The present research programme analyses private law from the perspective of the needs of those utilizing private law: judges, lawyers, businesses or consumers. This approach to private law has been informed by many and well known trends in present day society: such as instrumentalization, individualization & normative fragmentization, globalization & Europeanization. All of these trends have changed our perspective on laws in general and private law in particular. It has led to the demise of the idea of private law as a body of coherent rules and has caused us to view private law as a facilitating tool in the hands of those utilizing it.

The two-fold general research question for this programme can be stated as follows:

  1. To what extent is Dutch and European private law user-friendly for each of the actors that must deal with it (businesses, natural persons, lawyers, courts, and the government as policymaker)?  Of course, the meaning of the term ‘user-friendly’ will also be investigated in this connection.
  2. Insofar as private law is not as user-friendly as it should be:
    - how can this be improved?
    - and who should ensure this (national or European courts or legislatures), or should this be achieved through some other means, such as self-regulation?

It should be stressed that the focus on user-friendliness does not imply a moral stance . We do not think that user-friendliness outweighs values such as efficiency, efficacy, justice (in the sense of Einzelfallgerechtigkeit) or protection of weaker parties, but aim to investigate when the importance of user-friendliness should prevail and when not.

To encourage cooperation among the various participating sub-fields (tort & contract law, property law, family law, civil procedure, notarial law and legal history), the research programme has opted for a thematic design. The themes that will be further explored are:

  1. Modernization & Sustainability: to what extent do modern developments such as digitalization and the current demand for sustainability compel private law rules to change and if so what is the role of user-friendliness?
  2. Effectuation of the law: what is the user-friendliness of legal proceedings and legal work processes and to what extent should user-friendliness give in to other considerations?
  3. Europeanization: to what extent are the legal complications due to EU law undesirable from the viewpoint of user-friendliness and if so, what can be done about it?
  4. Legal principles: what are the legal principles that have informed our present rules of private law, what is their history and what is there relevance today in the light of demands of user-friendliness?

In addressing these questions information derived from the following three sources will be used: comparative legal analysis, historical method, and information from Dutch legal practice (case law, parliamentary deliberations, reports and studies by consumer watchdogs, quantitative data such as surveys, and interviews).
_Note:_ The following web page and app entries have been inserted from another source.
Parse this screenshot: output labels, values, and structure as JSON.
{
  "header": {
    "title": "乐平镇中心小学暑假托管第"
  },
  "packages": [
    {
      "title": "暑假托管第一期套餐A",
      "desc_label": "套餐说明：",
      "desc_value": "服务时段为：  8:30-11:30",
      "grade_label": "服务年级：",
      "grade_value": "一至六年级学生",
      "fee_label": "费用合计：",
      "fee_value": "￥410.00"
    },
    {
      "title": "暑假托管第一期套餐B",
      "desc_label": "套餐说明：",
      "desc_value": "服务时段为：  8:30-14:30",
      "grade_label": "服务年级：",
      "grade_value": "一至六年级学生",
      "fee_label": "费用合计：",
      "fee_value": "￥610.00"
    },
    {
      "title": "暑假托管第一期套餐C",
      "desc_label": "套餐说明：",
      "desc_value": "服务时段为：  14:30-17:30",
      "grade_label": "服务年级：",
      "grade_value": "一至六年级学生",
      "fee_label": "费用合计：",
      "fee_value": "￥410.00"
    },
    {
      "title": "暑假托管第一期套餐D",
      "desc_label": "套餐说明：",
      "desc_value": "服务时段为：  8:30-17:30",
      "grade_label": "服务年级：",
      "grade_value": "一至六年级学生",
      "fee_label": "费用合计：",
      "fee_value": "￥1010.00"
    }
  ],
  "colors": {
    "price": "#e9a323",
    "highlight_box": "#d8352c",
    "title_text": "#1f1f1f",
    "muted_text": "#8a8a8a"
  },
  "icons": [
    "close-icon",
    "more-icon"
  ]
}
What research method (traditional legal research or empirical methods) will be adopted in an individual research project is determined by the research question that needs to be answered.
Last modified:11 April 2019 11.52 a.m.